Data about app and page elements
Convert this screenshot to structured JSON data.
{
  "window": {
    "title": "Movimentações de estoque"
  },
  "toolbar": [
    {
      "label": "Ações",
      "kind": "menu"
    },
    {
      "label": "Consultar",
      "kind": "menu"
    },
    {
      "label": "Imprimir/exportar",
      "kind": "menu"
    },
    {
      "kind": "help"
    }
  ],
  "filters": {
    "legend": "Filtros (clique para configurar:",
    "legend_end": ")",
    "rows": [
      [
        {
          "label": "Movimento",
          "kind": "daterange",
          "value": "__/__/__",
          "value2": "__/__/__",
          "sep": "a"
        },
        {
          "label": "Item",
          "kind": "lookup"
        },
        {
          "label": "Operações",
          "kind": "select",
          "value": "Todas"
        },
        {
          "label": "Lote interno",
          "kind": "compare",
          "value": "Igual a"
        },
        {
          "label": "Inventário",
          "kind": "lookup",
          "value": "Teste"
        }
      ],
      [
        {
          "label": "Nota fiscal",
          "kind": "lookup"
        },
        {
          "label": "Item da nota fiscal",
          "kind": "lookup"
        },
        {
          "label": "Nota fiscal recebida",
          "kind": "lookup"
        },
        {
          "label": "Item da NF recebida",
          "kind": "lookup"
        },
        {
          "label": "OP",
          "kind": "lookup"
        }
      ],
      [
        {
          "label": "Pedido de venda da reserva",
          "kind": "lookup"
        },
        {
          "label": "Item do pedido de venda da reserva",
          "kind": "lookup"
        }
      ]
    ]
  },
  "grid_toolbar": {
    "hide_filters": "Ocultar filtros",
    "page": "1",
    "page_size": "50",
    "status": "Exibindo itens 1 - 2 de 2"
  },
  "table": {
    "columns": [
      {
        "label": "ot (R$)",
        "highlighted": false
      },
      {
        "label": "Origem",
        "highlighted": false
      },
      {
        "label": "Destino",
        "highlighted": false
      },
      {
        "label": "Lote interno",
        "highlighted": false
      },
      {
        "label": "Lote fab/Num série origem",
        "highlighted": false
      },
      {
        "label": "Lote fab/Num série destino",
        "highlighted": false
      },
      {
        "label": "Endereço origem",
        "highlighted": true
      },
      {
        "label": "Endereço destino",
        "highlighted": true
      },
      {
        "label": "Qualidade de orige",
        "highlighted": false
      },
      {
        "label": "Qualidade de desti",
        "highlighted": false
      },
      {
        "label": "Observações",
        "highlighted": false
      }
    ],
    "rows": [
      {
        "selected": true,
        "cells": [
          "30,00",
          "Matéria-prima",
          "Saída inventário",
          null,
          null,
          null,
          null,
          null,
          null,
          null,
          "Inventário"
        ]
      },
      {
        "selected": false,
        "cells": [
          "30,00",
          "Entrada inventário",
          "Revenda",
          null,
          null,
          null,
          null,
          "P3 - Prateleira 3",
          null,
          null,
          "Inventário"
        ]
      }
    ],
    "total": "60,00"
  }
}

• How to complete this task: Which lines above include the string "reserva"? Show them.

• Expected answer:
          "label": "Pedido de venda da reserva",
          "label": "Item do pedido de venda da reserva",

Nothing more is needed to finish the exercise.